Collections › MESDA Collection › Covered Bowl

Covered Bowl

Artist/Maker:
Adam, Henry
Place Made:
Hagerstown Maryland United States of America
Date Made:
1805-1819
Medium:
earthenware –lead-glazed
Dimensions:
HOA (with lid): 4 1/2″; DIA: 4 5/16″
Accession Number:
4362
Description:
Attributed to Hagerstown, Maryland, potter, Henry Adam, this lead-glazed earthenware covered bowl is intricately decorated and a rare intact example of Adam’s work. Both the lid and the base were thrown on a pottery wheel and slipped in white clay. Thin trails of manganese and green copper slip were then dropped over the white slip surface.

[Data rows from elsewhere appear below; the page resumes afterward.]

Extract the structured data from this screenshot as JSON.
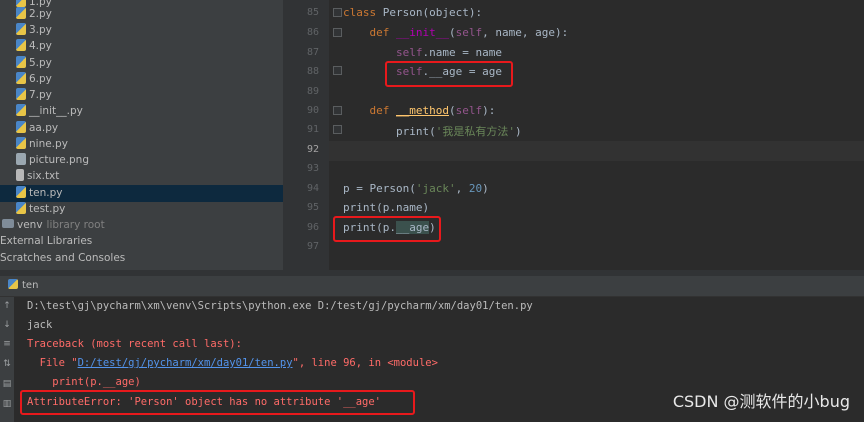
{
  "project_tree": {
    "items": [
      {
        "label": "1.py",
        "icon": "python-file-icon"
      },
      {
        "label": "2.py",
        "icon": "python-file-icon"
      },
      {
        "label": "3.py",
        "icon": "python-file-icon"
      },
      {
        "label": "4.py",
        "icon": "python-file-icon"
      },
      {
        "label": "5.py",
        "icon": "python-file-icon"
      },
      {
        "label": "6.py",
        "icon": "python-file-icon"
      },
      {
        "label": "7.py",
        "icon": "python-file-icon"
      },
      {
        "label": "__init__.py",
        "icon": "python-file-icon"
      },
      {
        "label": "aa.py",
        "icon": "python-file-icon"
      },
      {
        "label": "nine.py",
        "icon": "python-file-icon"
      },
      {
        "label": "picture.png",
        "icon": "image-file-icon"
      },
      {
        "label": "six.txt",
        "icon": "text-file-icon"
      },
      {
        "label": "ten.py",
        "icon": "python-file-icon",
        "selected": true
      },
      {
        "label": "test.py",
        "icon": "python-file-icon"
      }
    ],
    "venv_label": "venv",
    "venv_hint": "library root",
    "external_libraries": "External Libraries",
    "scratches": "Scratches and Consoles"
  },
  "editor": {
    "line_numbers": [
      "85",
      "86",
      "87",
      "88",
      "89",
      "90",
      "91",
      "92",
      "93",
      "94",
      "95",
      "96",
      "97"
    ],
    "current_line": "92"
  },
  "run_panel": {
    "tab_label": "ten",
    "lines": [
      "D:\\test\\gj\\pycharm\\xm\\venv\\Scripts\\python.exe D:/test/gj/pycharm/xm/day01/ten.py",
      "jack",
      "Traceback (most recent call last):",
      "  File \"",
      "D:/test/gj/pycharm/xm/day01/ten.py",
      "\", line 96, in <module>",
      "    print(p.__age)",
      "AttributeError: 'Person' object has no attribute '__age'"
    ]
  },
  "watermark": "CSDN @测软件的小bug",
  "colors": {
    "highlight_box": "#e8191c",
    "error_text": "#ff6b68",
    "link": "#5394ec",
    "selected_row": "#0d293e"
  }
}
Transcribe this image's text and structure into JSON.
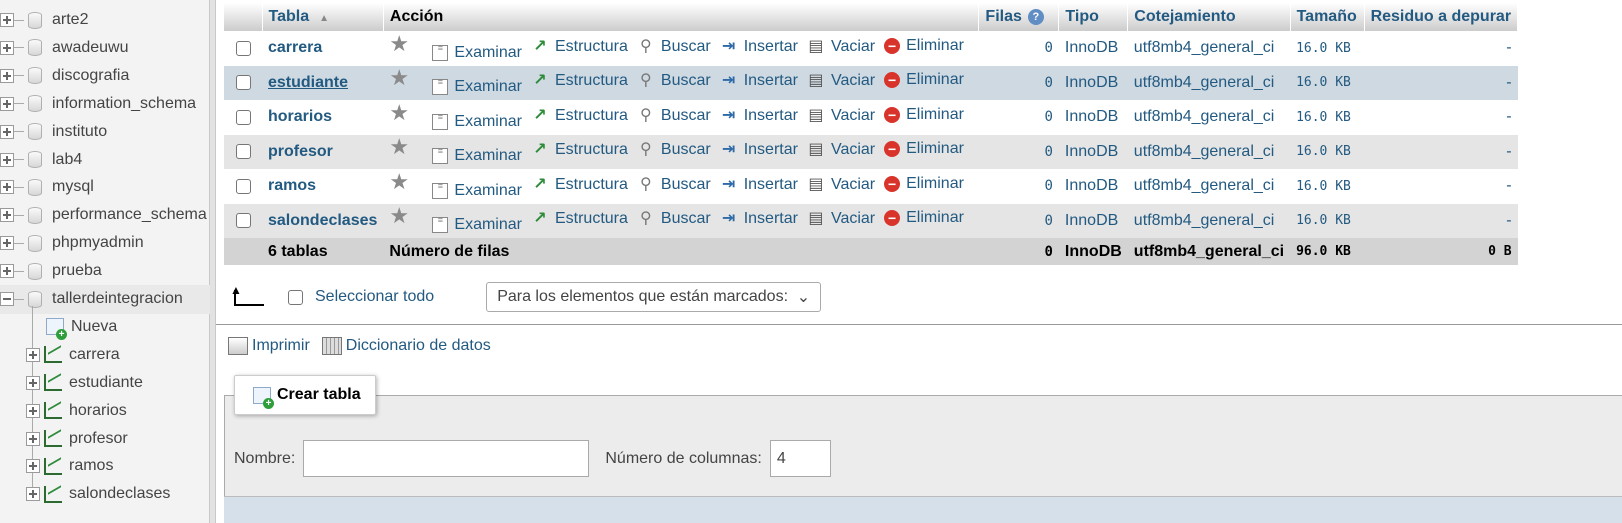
{
  "sidebar": {
    "databases": [
      {
        "name": "arte2"
      },
      {
        "name": "awadeuwu"
      },
      {
        "name": "discografia"
      },
      {
        "name": "information_schema"
      },
      {
        "name": "instituto"
      },
      {
        "name": "lab4"
      },
      {
        "name": "mysql"
      },
      {
        "name": "performance_schema"
      },
      {
        "name": "phpmyadmin"
      },
      {
        "name": "prueba"
      },
      {
        "name": "tallerdeintegracion"
      }
    ],
    "active_db_children": {
      "new_label": "Nueva",
      "tables": [
        "carrera",
        "estudiante",
        "horarios",
        "profesor",
        "ramos",
        "salondeclases"
      ]
    }
  },
  "table_list": {
    "headers": {
      "table": "Tabla",
      "action": "Acción",
      "rows": "Filas",
      "type": "Tipo",
      "collation": "Cotejamiento",
      "size": "Tamaño",
      "overhead": "Residuo a depurar"
    },
    "actions": {
      "browse": "Examinar",
      "structure": "Estructura",
      "search": "Buscar",
      "insert": "Insertar",
      "empty": "Vaciar",
      "drop": "Eliminar"
    },
    "rows": [
      {
        "name": "carrera",
        "rows": "0",
        "type": "InnoDB",
        "collation": "utf8mb4_general_ci",
        "size": "16.0 KB",
        "overhead": "-"
      },
      {
        "name": "estudiante",
        "rows": "0",
        "type": "InnoDB",
        "collation": "utf8mb4_general_ci",
        "size": "16.0 KB",
        "overhead": "-"
      },
      {
        "name": "horarios",
        "rows": "0",
        "type": "InnoDB",
        "collation": "utf8mb4_general_ci",
        "size": "16.0 KB",
        "overhead": "-"
      },
      {
        "name": "profesor",
        "rows": "0",
        "type": "InnoDB",
        "collation": "utf8mb4_general_ci",
        "size": "16.0 KB",
        "overhead": "-"
      },
      {
        "name": "ramos",
        "rows": "0",
        "type": "InnoDB",
        "collation": "utf8mb4_general_ci",
        "size": "16.0 KB",
        "overhead": "-"
      },
      {
        "name": "salondeclases",
        "rows": "0",
        "type": "InnoDB",
        "collation": "utf8mb4_general_ci",
        "size": "16.0 KB",
        "overhead": "-"
      }
    ],
    "footer": {
      "count": "6 tablas",
      "label": "Número de filas",
      "rows": "0",
      "type": "InnoDB",
      "collation": "utf8mb4_general_ci",
      "size": "96.0 KB",
      "overhead": "0 B"
    }
  },
  "bulk": {
    "select_all": "Seleccionar todo",
    "with_selected": "Para los elementos que están marcados:"
  },
  "links": {
    "print": "Imprimir",
    "data_dictionary": "Diccionario de datos"
  },
  "create_table": {
    "legend": "Crear tabla",
    "name_label": "Nombre:",
    "name_value": "",
    "columns_label": "Número de columnas:",
    "columns_value": "4"
  }
}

Larger drops of green slip were dropped onto these lines, pushing the colors to make an undulating decoration. The bowl was decorated upside down, as the secondary drops of green slip move from the base to the rim.The lid was likely thrown on a hump of clay upside down, making the bowl form of the lid and flange, cutting it away from the hump of clay, and then trimming the top to make the knob. Beneath a lead glaze, the white slip appears yellow.

Earthenware is a porous material and must have an applied glaze in order to hold liquids. The interior of the lid is unglazed, as well as the rim of the bowl.

MAKER: Henry Adam’s first advertisement for his pottery business in Hagerstown, Maryland, was in 1805. There are no known marked or signed examples of his work. Mary Adam, daughter of potter Jonas Knode, and wife of potter Henry Adam, inherited the pottery shop of her husband upon his death in 1819. Shards similar to the Adam dish in the MESDA collection (4361) and this sugar bowl have been excavated in New Market, Virginia, at the site of the shop of Adam’s brothers, Christian and Jacob. Shards resembling Adam’s pottery have also been excavated in Hagerstown at the Hager House. MESDA has a plate (acc. #4361) also made by Henry Adam and a storage jar (acc. #4075) made by Mary Knode Adam, Henry Adam’s wife.

Comstock, H. E. THE POTTERY OF THE SHENANDOAH VALLEY REGION. Winston-Salem, NC: MESDA, 1994.

Credit Line:
Gift of H. E. Comstock